When I began searching for barns along U.S. 41 in Indiana, I went all the way north to Hobart, just south of Chicago, where there had once been a Rock City barn. It was gone, and so were the many others that had once lined the route. Only one was left: on Clarence Spindler's farm in Gibson County, 18 miles north of Evansville.

In the early 1920s, when Clarence was born on his father's farm, U.S. 41 was a dirt track snaking through the countryside. The barn, built before Clarence was born, became a Rock City landmark in 1949, just two years after he brought his new wife home to the old farmhouse.

It was early on an October morning in 1995 when I pulled up to his farmyard. Clarence and I had never met; in fact I was not even sure he was still living. All I had to go on was an old file card from the 1960s which had been used by the sign painters who traveled the countryside back then, painting "See Rock City" on every barn whose owner would permit it.

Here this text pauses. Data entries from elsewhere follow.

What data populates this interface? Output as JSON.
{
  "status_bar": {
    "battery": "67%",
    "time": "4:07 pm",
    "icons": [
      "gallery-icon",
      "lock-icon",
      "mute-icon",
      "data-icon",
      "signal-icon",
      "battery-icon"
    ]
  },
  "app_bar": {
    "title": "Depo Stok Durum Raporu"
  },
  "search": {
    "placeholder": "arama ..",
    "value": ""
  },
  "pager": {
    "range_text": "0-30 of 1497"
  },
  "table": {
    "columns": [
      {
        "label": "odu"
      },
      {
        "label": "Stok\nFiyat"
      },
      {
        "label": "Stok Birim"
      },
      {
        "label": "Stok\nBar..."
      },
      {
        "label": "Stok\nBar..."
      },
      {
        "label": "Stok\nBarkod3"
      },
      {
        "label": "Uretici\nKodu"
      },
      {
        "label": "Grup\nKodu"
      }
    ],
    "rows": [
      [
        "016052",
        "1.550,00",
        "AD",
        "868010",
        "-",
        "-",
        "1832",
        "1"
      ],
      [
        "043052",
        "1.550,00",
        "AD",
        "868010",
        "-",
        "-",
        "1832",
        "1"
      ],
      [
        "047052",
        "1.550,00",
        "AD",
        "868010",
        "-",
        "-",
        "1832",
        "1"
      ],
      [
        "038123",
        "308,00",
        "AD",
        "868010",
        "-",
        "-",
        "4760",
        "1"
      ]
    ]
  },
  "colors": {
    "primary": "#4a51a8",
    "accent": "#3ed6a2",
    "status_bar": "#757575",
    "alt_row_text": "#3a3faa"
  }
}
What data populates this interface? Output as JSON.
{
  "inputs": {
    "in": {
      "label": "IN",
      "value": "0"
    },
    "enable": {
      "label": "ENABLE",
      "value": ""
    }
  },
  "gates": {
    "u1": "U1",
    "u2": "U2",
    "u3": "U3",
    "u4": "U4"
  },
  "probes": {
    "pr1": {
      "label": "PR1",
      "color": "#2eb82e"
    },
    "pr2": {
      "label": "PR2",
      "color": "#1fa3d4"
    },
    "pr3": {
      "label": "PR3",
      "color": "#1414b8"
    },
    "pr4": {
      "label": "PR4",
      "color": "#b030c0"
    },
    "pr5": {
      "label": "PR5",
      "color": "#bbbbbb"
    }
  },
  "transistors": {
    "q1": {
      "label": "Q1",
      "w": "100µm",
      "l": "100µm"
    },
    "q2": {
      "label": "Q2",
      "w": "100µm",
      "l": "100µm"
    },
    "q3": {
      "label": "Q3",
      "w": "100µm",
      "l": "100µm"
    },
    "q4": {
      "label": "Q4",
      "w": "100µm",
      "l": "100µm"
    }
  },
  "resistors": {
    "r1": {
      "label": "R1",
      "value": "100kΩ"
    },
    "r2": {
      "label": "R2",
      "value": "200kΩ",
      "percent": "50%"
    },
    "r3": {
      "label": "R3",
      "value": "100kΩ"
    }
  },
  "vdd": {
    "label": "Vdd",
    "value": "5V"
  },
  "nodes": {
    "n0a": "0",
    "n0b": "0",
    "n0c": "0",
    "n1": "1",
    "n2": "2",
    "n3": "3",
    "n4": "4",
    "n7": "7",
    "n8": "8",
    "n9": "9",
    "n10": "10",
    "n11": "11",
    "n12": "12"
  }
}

Several knocks having produced no answer, I went on around to the barn and began making photographs. Clarence himself arrived on the scene just then, and we shared a few minutes of introduction and pleasant reminiscing. He remembers Clark Byers, the sign painter very well, he tells me, and is glad to know that Clark is still living.

Clarence's wife has passed on, and he gave up farming a few years ago.  "Not much fun anymore" he says. Someone else tends the old place these days, and Highway 41 flows toward Florida on four smooth lanes of asphalt.  The "See Rock City" sign on the barn was last repainted in 1967.

I asked if he would mind being in my picture. He allowed that it would be all right and stood where I asked as I made his photograph. Then serendipity sent a kitten to wrap itself around Clarence's legs and look up at me with eyes gleaming in the morning light. 

Blog Note: I post Monday, Wednesday, and Friday mornings at alifeinphotography.blogspot.com. I'm trying to build up my readership, so if you're reading this on Facebook and like what I write, would you please consider sharing my posts?

(Photograph copyright David B. Jenkins 2020)

Soli Gloria Deo

To the glory of God alone

Wednesday, July 22, 2020

My First Rock City Barn



. . . and a minor miracle.

As I mentioned in an earlier post, Bill Chapin, president of See Rock City, Inc. had confided in me his desire to do a book about the many old barns that carried the "See Rock City" message over the years. When he learned how much it might cost he shelved the idea, but I obtained a list of the barns they were still painting and determined I would make photographs whenever my business or personal travels took me near one.

In August, 1988, Louise and I went to southern Indiana for the annual Jenkins family reunion. Coming home, we took Indiana 37 from Bedford south to Paoli, then U.S. 150 east for five miles to photograph one of the barns on my list. From there, we would go on to Louisville where we would pick up Interstate 65 south.

This was a small barn, just a few feet from the highway. Actually, it was not much more than a shed, but I attacked it with my full armory of equipment. I was still using Olympus OM 35mm cameras in those days, and Hasselblad medium format cameras, plus various lenses for both. I made some photographs with the wide-angle lens on the Hasselblad, then exchanged it for a normal focal length -- carelessly standing the wide lens on its hood beside the road. Where I promptly forgot about it.

When we arrived home that night and I unpacked my photo equipment, I realized something was missing. A panicked phone call to my dad ensued. Lenses in general are not cheap, and Hasselblad lenses are particularly not cheap. Dad agreed he would go look for the lens first thing in the morning.

I didn't have much hope of ever seeing it again, but later that day I got a call from Dad. "There it was," he said, "Standing beside the road like a little soldier!"

As we passed by in following years we were sorry to see the little barn gradually sagging into the soil. By 2017 it was completely gone.

Blog Note: I post Monday, Wednesday, and Friday mornings at alifeinphotography.blogspot.com. I'm trying to build up my readership, so if you're reading this on Facebook and like what I write, would you please consider sharing my posts?

(Photograph copyright David B. Jenkins 2020)

Soli Gloria Deo

To the glory of God alone